ABOUT THIS EXERCISE
Those lines of the records that contain "true" are to be located and copied.

Stored data entries
==*==
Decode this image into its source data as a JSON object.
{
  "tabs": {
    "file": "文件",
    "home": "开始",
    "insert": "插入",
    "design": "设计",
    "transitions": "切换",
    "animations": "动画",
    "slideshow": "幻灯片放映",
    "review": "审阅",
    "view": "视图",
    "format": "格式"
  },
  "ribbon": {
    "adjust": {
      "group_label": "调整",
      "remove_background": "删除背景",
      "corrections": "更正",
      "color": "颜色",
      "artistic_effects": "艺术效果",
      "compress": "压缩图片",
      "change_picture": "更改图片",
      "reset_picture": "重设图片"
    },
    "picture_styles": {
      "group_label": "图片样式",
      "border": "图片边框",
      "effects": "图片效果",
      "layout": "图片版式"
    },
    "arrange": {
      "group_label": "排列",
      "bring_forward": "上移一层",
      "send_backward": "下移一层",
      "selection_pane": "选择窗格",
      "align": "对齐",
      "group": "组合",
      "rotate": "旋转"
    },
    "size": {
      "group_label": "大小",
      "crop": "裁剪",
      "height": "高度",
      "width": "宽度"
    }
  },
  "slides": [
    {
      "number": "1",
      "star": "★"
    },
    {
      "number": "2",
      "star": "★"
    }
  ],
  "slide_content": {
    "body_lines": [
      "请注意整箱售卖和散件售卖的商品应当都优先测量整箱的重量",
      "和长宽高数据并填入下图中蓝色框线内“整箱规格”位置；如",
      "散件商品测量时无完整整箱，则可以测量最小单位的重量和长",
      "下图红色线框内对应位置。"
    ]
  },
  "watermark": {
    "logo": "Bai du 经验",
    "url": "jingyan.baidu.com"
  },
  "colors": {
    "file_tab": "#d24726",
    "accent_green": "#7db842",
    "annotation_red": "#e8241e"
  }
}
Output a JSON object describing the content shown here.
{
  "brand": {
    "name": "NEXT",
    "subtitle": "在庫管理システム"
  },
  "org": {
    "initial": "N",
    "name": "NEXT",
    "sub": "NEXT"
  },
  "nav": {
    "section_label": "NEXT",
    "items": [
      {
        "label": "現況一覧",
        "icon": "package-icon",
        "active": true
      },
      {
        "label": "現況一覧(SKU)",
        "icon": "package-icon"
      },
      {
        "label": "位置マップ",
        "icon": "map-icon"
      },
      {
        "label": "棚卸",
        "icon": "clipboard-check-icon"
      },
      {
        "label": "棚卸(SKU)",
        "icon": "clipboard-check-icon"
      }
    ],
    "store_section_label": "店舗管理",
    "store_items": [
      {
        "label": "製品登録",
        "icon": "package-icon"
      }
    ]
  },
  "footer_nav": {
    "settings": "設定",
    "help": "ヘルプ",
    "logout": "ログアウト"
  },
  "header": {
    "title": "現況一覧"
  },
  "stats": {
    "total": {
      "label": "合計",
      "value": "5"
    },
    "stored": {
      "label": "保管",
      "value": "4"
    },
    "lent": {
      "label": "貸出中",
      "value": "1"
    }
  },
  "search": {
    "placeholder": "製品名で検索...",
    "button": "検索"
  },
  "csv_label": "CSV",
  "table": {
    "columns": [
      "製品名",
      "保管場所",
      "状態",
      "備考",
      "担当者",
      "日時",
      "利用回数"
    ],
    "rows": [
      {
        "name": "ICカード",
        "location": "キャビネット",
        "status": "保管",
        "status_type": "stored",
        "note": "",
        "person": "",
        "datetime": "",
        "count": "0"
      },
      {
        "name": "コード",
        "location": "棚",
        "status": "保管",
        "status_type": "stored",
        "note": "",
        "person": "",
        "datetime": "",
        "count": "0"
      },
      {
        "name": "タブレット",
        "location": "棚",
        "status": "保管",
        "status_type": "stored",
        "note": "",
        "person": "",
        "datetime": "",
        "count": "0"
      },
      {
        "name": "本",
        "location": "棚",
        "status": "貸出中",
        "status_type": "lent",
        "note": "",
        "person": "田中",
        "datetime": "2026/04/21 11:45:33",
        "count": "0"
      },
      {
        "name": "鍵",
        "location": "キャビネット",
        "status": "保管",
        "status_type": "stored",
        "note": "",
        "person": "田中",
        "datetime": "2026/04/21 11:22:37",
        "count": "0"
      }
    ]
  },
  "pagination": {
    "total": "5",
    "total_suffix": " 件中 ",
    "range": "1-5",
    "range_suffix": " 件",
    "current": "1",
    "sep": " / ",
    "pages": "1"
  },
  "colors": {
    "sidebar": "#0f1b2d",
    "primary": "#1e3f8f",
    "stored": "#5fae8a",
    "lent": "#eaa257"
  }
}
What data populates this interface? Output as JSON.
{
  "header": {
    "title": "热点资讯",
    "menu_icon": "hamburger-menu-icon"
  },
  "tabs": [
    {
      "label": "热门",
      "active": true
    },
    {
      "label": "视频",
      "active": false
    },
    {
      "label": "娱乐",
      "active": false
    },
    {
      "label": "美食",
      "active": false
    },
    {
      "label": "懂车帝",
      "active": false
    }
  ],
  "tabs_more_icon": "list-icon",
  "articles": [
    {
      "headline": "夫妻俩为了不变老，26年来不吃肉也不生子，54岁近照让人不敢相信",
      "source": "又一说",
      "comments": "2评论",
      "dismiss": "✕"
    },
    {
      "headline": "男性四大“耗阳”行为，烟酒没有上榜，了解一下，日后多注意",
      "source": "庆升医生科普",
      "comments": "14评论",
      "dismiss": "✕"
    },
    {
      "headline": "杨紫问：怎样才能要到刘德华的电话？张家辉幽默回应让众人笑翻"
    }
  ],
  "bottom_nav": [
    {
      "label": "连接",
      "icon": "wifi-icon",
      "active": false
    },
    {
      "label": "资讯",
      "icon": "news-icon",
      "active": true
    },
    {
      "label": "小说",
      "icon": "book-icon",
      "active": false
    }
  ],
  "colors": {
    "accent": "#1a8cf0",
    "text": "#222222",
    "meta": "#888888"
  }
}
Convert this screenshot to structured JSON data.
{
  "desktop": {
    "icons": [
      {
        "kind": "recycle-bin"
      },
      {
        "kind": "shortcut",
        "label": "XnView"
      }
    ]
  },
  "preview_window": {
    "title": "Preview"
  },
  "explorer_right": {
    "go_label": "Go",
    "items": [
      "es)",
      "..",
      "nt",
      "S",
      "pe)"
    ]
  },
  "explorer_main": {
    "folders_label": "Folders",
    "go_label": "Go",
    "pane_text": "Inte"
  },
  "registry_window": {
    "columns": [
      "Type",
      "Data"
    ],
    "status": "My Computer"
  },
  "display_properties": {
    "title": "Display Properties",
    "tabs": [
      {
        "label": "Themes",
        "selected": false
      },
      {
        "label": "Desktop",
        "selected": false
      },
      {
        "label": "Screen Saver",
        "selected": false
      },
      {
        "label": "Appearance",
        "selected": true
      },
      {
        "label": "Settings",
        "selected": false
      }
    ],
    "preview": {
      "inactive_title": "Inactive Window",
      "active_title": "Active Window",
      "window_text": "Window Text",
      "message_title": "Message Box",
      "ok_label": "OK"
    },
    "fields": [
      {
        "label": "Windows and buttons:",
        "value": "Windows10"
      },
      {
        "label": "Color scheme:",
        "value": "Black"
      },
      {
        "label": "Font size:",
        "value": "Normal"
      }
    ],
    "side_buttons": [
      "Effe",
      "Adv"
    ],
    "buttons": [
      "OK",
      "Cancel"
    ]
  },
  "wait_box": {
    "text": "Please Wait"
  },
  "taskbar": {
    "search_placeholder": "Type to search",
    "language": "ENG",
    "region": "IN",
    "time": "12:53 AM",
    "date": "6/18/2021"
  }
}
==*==
PROBLEM SOLUTION
        "active": true
      "active": true
      "active": true
        "selected": true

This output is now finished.